It takes more work on your end when writing an SI email. You often need to think more carefully about what to ask, how to phrase it succinctly, and how to minimize the number of emails you write. A surprising side effect of applying SI principles is that I often figure out answers to my questions on my own. I have to decide which questions to include in my SI emails and they have to be yes/no answers, so I end up taking care of simple questions on my own.
Here are examples of SI emails just to get you started:
Subject: Is my response to reviewer 2 ok with you?
Body: I’ve attached the paper/responses to referees.
Subject: Can you send my letter of recommendation to firstname.lastname@example.org?
Keywords = recommendation, Jeff, John Doe.
Subject: I revised the draft to include your suggestions about simulations and language
Revisions attached. Let me know if you have any problems, otherwise I’ll submit Monday at 2pm.

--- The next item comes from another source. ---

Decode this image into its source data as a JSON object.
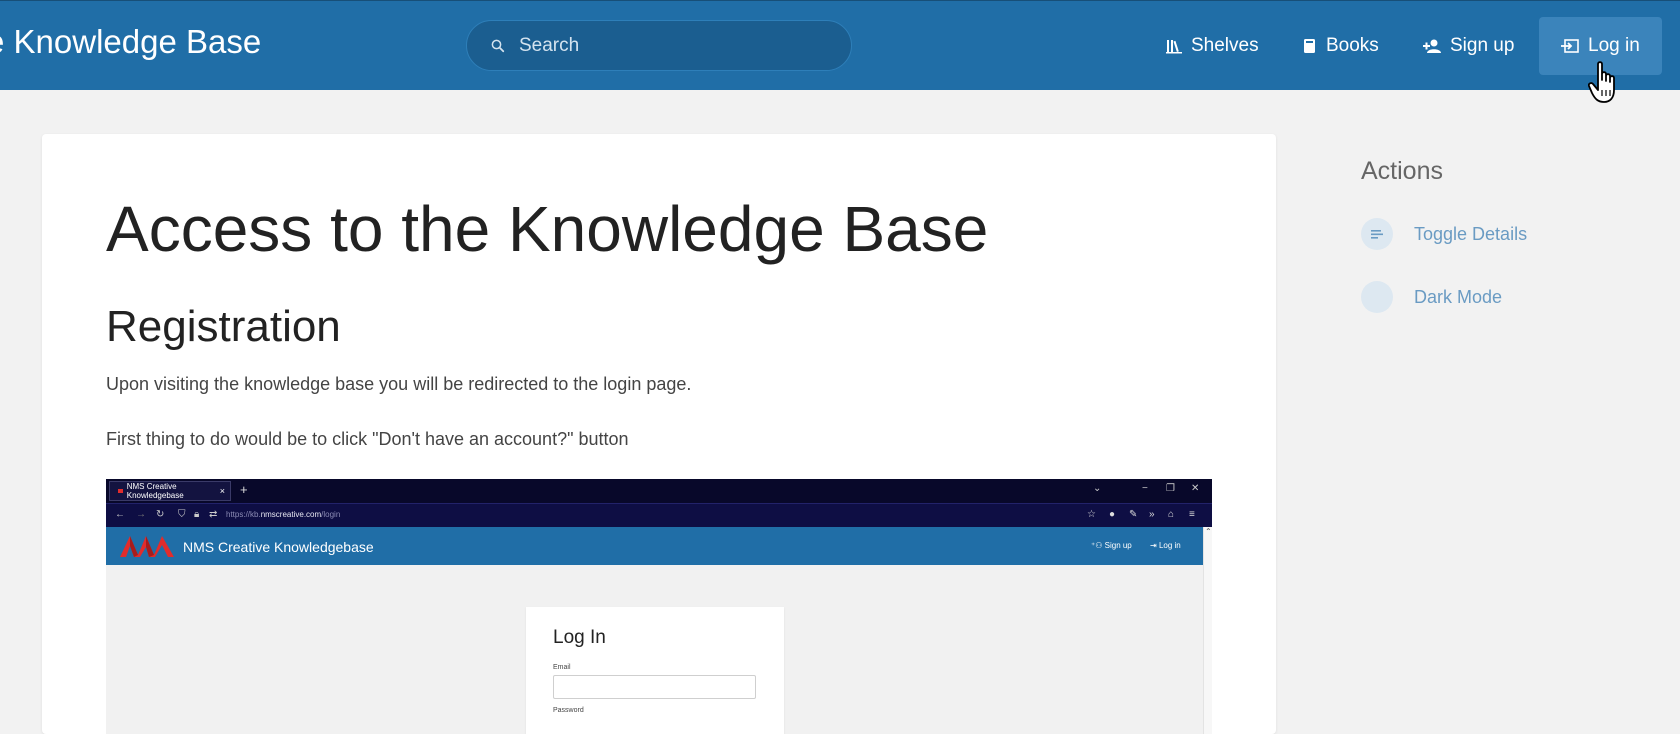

If you have a mac and give talks or teach, chances are you have embarrassed yourself by forgetting your dongle. Our lab meetings and classes were constantly delayed due to missing dongles. Communism solved this problem. We bought 10 dongles, sprinkled them around the department, and declared all dongles public property. All dongles, not just the 10. No longer do we have to ask to borrow dongles because they have no owner. Please join the revolution. ps -I think this should apply to pens too!
A little while ago, over at Genomes Unzipped, Joe Pickrell asked, “Why publish science in peer reviewed journals?” He points out the flaws with the current peer review system and suggests how we can do better. What he suggests is missing is the killer app for peer review.
Well, PLoS has now developed an API, where you can easily access tons of data on the papers published in those journals including downloads, citations, number of social bookmarks, and mentions in major science blogs. Along with Mendeley a free reference manager, they have launched an competition to build cool apps with their free data.
Seems like with the right statistical analysis/cool features a recommender system for say, PLoS One could have most of the features suggested by Joe in his article. One idea would be an RSS-feed based on an idea like the Pandora music sharing service. You input a couple of papers you like from the journal, then it creates an RSS feed with papers similar to that paper.